Please return all lines of the data below containing the string "messages".

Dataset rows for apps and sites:
☆ ☆ ☆ ☆ ☆ ☆ ☆

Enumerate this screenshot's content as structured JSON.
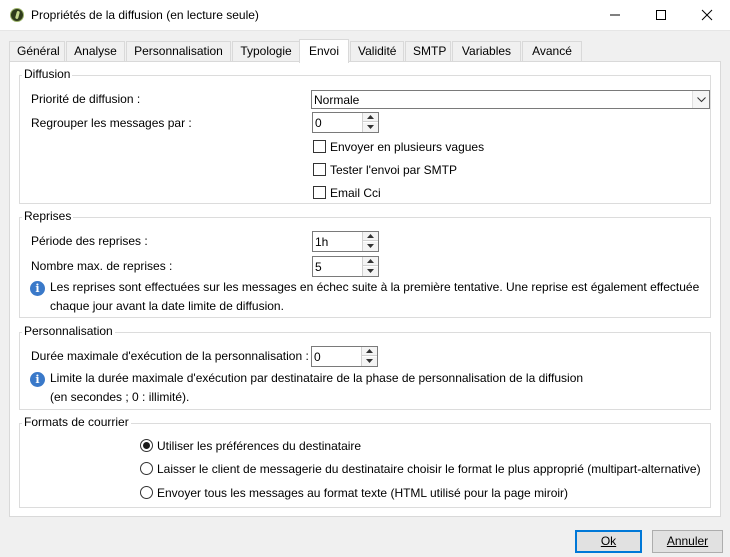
{
  "window": {
    "title": "Propriétés de la diffusion (en lecture seule)",
    "icon": "adobe-campaign-icon"
  },
  "tabs": [
    {
      "label": "Général",
      "active": false
    },
    {
      "label": "Analyse",
      "active": false
    },
    {
      "label": "Personnalisation",
      "active": false
    },
    {
      "label": "Typologie",
      "active": false
    },
    {
      "label": "Envoi",
      "active": true
    },
    {
      "label": "Validité",
      "active": false
    },
    {
      "label": "SMTP",
      "active": false
    },
    {
      "label": "Variables",
      "active": false
    },
    {
      "label": "Avancé",
      "active": false
    }
  ],
  "diffusion": {
    "title": "Diffusion",
    "priority_label": "Priorité de diffusion :",
    "priority_value": "Normale",
    "group_label": "Regrouper les messages par :",
    "group_value": "0",
    "checkboxes": [
      {
        "label": "Envoyer en plusieurs vagues",
        "checked": false
      },
      {
        "label": "Tester l'envoi par SMTP",
        "checked": false
      },
      {
        "label": "Email Cci",
        "checked": false
      }
    ]
  },
  "reprises": {
    "title": "Reprises",
    "period_label": "Période des reprises :",
    "period_value": "1h",
    "max_label": "Nombre max. de reprises :",
    "max_value": "5",
    "note_line1": "Les reprises sont effectuées sur les messages en échec suite à la première tentative. Une reprise est également effectuée",
    "note_line2": "chaque jour avant la date limite de diffusion."
  },
  "personnalisation": {
    "title": "Personnalisation",
    "duration_label": "Durée maximale d'exécution de la personnalisation :",
    "duration_value": "0",
    "note_line1": "Limite la durée maximale d'exécution par destinataire de la phase de personnalisation de la diffusion",
    "note_line2": "(en secondes ; 0 : illimité)."
  },
  "formats": {
    "title": "Formats de courrier",
    "options": [
      {
        "label": "Utiliser les préférences du destinataire",
        "selected": true
      },
      {
        "label": "Laisser le client de messagerie du destinataire choisir le format le plus approprié (multipart-alternative)",
        "selected": false
      },
      {
        "label": "Envoyer tous les messages au format texte (HTML utilisé pour la page miroir)",
        "selected": false
      }
    ]
  },
  "buttons": {
    "ok": "Ok",
    "cancel": "Annuler"
  },
  "colors": {
    "accent": "#0078d7",
    "info": "#3a79c9"
  }
}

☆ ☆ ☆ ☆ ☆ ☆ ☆

* _Your response_:
    "group_label": "Regrouper les messages par :",
    "note_line1": "Les reprises sont effectuées sur les messages en échec suite à la première tentative. Une reprise est également effectuée",
        "label": "Envoyer tous les messages au format texte (HTML utilisé pour la page miroir)",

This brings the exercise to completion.